Omikuji

  • ©ISEA2019: 25th International Symposium on Electronic Art, Elena Knox and Katsumi Watanabe, Omikuji
  • ©ISEA2019: 25th International Symposium on Electronic Art, Elena Knox and Katsumi Watanabe, Omikuji
  • ©ISEA2019: 25th International Symposium on Electronic Art, Elena Knox and Katsumi Watanabe, Omikuji
  • ©ISEA2019: 25th International Symposium on Electronic Art, Elena Knox and Katsumi Watanabe, Omikuji
  • ©ISEA2019: 25th International Symposium on Electronic Art, Elena Knox and Katsumi Watanabe, Omikuji

Symposium:


Session Title:

  • Robotic Art

Presentation Title:

  • Omikuji

Presenter(s):



Abstract:

  • An AI robot tells your fortune.

    Omikuji are short personal fortunes obtained at Japanese temples and shrines. Exhibition visitors are invited to play the artists’ ‘Belief Machine’. You can receive omikuji in the form of a personal mini sound-artwork, made by the robot and delivered directly to your phone!
    Omikuji began as a live-stream event taking place between Japan’s National Museum of Emerging Science and Innovation (Miraikan) and major international art precincts. It is part of Knox + Watanabe’s art–science experiments Alter versus Deep Belief.

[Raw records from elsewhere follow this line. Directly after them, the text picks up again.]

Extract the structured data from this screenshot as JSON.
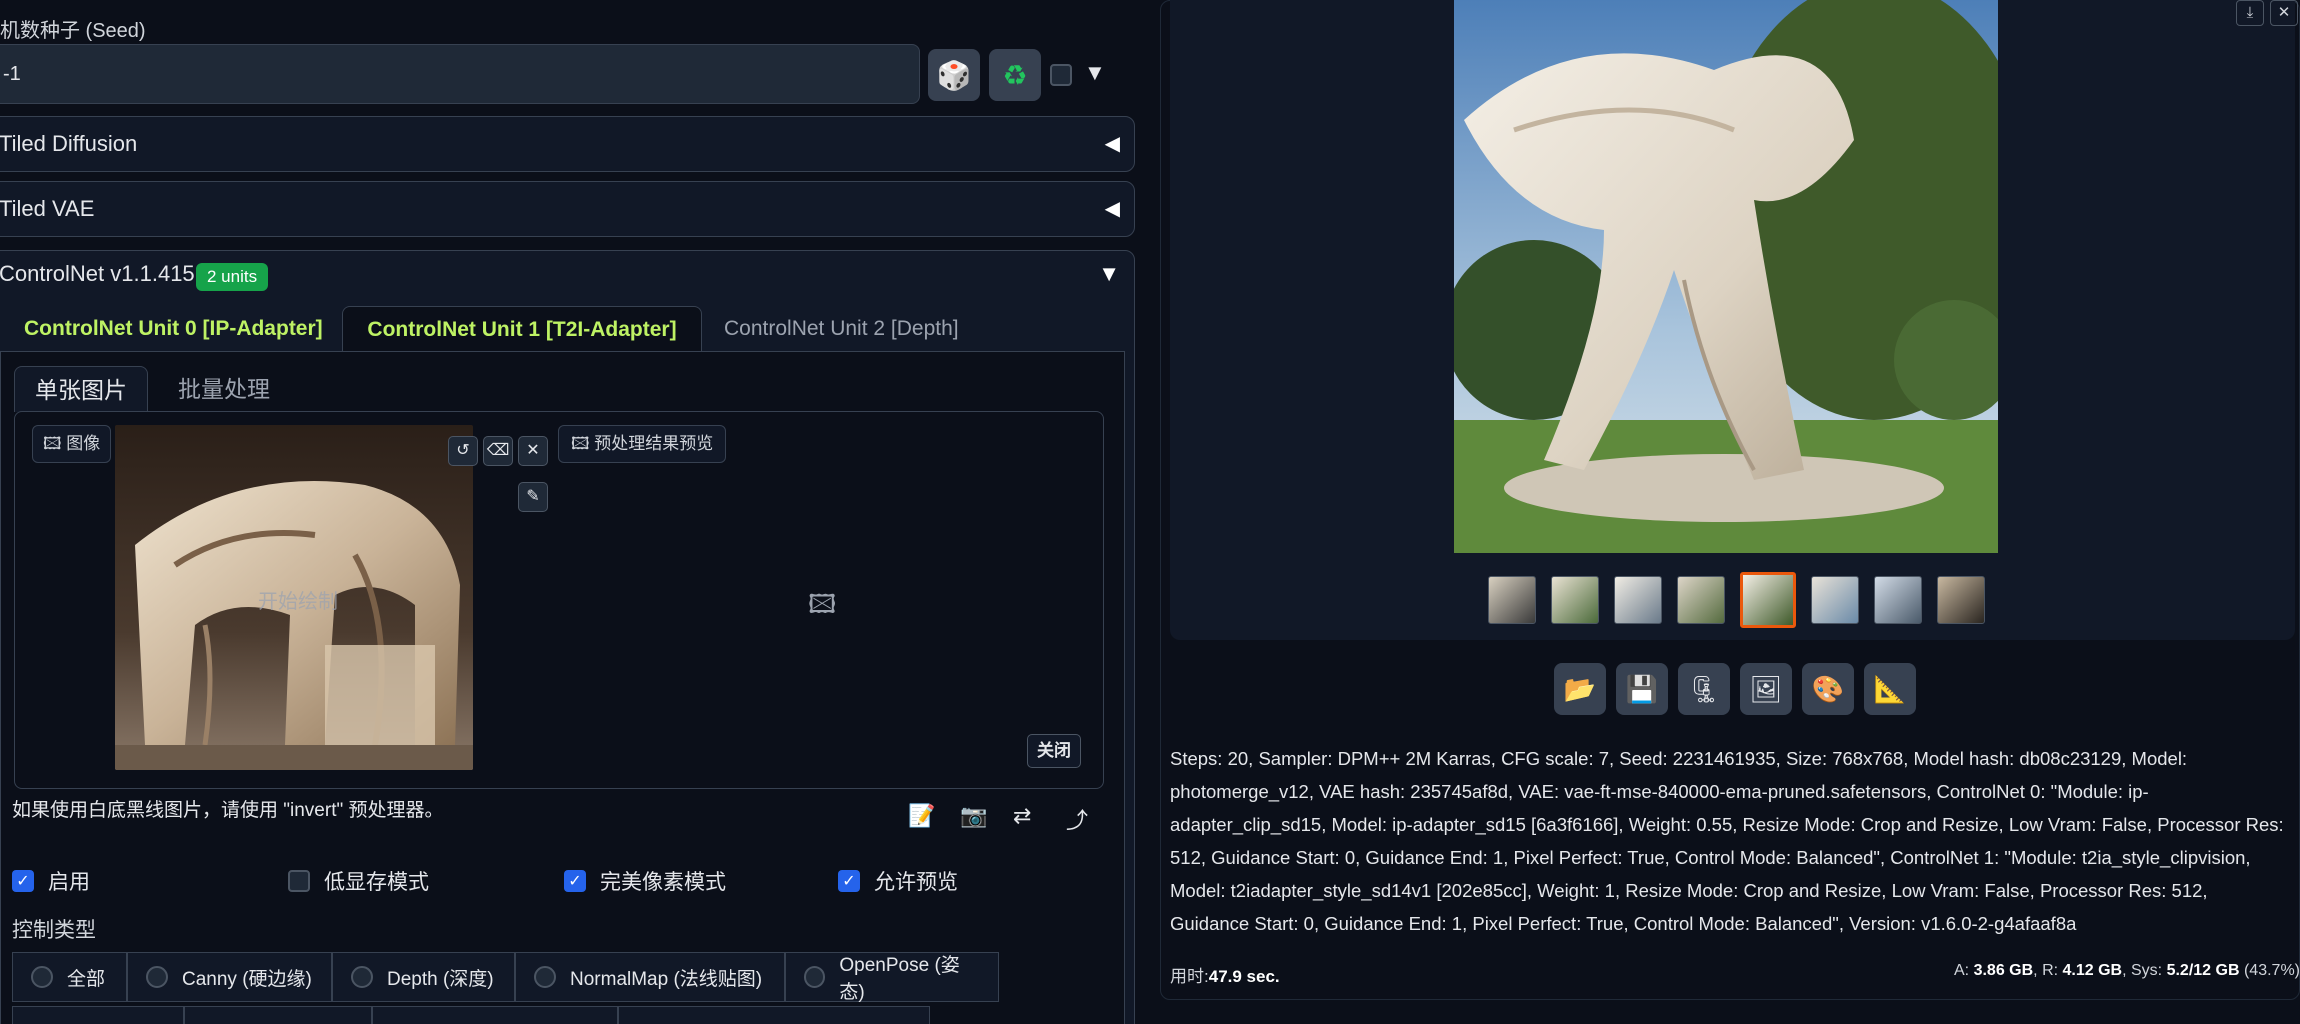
{
  "seed": {
    "label": "机数种子 (Seed)",
    "value": "-1"
  },
  "accordions": {
    "tiled_diffusion": "Tiled Diffusion",
    "tiled_vae": "Tiled VAE"
  },
  "controlnet": {
    "title": "ControlNet v1.1.415",
    "badge": "2 units",
    "tabs": [
      "ControlNet Unit 0 [IP-Adapter]",
      "ControlNet Unit 1 [T2I-Adapter]",
      "ControlNet Unit 2 [Depth]"
    ],
    "subtabs": [
      "单张图片",
      "批量处理"
    ],
    "image_label": "图像",
    "preview_label": "预处理结果预览",
    "start_draw": "开始绘制",
    "close": "关闭",
    "hint": "如果使用白底黑线图片，请使用 \"invert\" 预处理器。",
    "options": [
      {
        "label": "启用",
        "checked": true
      },
      {
        "label": "低显存模式",
        "checked": false
      },
      {
        "label": "完美像素模式",
        "checked": true
      },
      {
        "label": "允许预览",
        "checked": true
      }
    ],
    "control_type_label": "控制类型",
    "control_types": [
      "全部",
      "Canny (硬边缘)",
      "Depth (深度)",
      "NormalMap (法线贴图)",
      "OpenPose (姿态)"
    ]
  },
  "output": {
    "info": "Steps: 20, Sampler: DPM++ 2M Karras, CFG scale: 7, Seed: 2231461935, Size: 768x768, Model hash: db08c23129, Model: photomerge_v12, VAE hash: 235745af8d, VAE: vae-ft-mse-840000-ema-pruned.safetensors, ControlNet 0: \"Module: ip-adapter_clip_sd15, Model: ip-adapter_sd15 [6a3f6166], Weight: 0.55, Resize Mode: Crop and Resize, Low Vram: False, Processor Res: 512, Guidance Start: 0, Guidance End: 1, Pixel Perfect: True, Control Mode: Balanced\", ControlNet 1: \"Module: t2ia_style_clipvision, Model: t2iadapter_style_sd14v1 [202e85cc], Weight: 1, Resize Mode: Crop and Resize, Low Vram: False, Processor Res: 512, Guidance Start: 0, Guidance End: 1, Pixel Perfect: True, Control Mode: Balanced\", Version: v1.6.0-2-g4afaaf8a",
    "time_label": "用时:",
    "time_value": "47.9 sec.",
    "mem_a_label": "A:",
    "mem_a": "3.86 GB",
    "mem_r_label": "R:",
    "mem_r": "4.12 GB",
    "mem_sys_label": "Sys:",
    "mem_sys": "5.2/12 GB",
    "mem_pct": "(43.7%)"
  },
  "colors": {
    "background": "#0b0f19",
    "accent_green": "#bef264",
    "badge_green": "#16a34a",
    "checkbox_blue": "#2563eb",
    "selected_thumb": "#ea580c"
  },
  "icons": [
    "dice-icon",
    "recycle-icon",
    "undo-icon",
    "eraser-icon",
    "close-icon",
    "brush-icon",
    "image-icon",
    "notepad-icon",
    "camera-icon",
    "swap-icon",
    "send-icon",
    "folder-icon",
    "save-icon",
    "zip-icon",
    "picture-icon",
    "palette-icon",
    "ruler-icon",
    "download-icon"
  ]
}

    Alter is an android robot with an experimental AI system that is stimulated by sensor input. It is created by Ikegami Lab and Ishiguro Lab. Alter can sense, learn, and sing. It uses a self-organising neural network to classify its surroundings. Such AI strategies include deep belief networks, through which machines determine certain inputs to be believable. Alter is beginning to believe things about the world.

    Knox+Watanabe make art–science projects exploring sensory and computational perception and conviction in robots and artificial lifeforms. We observe how a nascent robot learns and embodies its ‘beliefs’. If the goal of artificial neural networks is for machines to discern phenomena in a humanlike way, Alter is outputting its discernment of sensory data via its machine body; by this performativity, its belief and behaviour evolve.

    In robotic intelligence that mimics human ‘deep belief’, machines are trained to recognise characteristics and then to recreate (infer) them by probability, eventually being able to perform classification tasks. They ‘think’ in layers of computational variables which are inferred from initial, lower layers of direct-measured values — yet each sub-network can only ‘see’ the one that came before it. Layer by layer of accumulated belief, the deep layers of the machine-brain act as truth filters (‘feature vectors’), guiding the learning process.

    Belief systems are maximally contentious in our globalised world, and are important to both the inter-harmony and the preservation of culture/s. We create artworks to uncover and express the layers of Alter’s budding belief system, in their naïve mutability and contingency, even their idiosyncrasy.

    People may be prompted to ask: How are we transmitting our beliefs to and through machines? How sure are we in our beliefs? How soft are they, and how hard?

Venue(s):



Sponsorship/Support:

  • Waseda University

Category: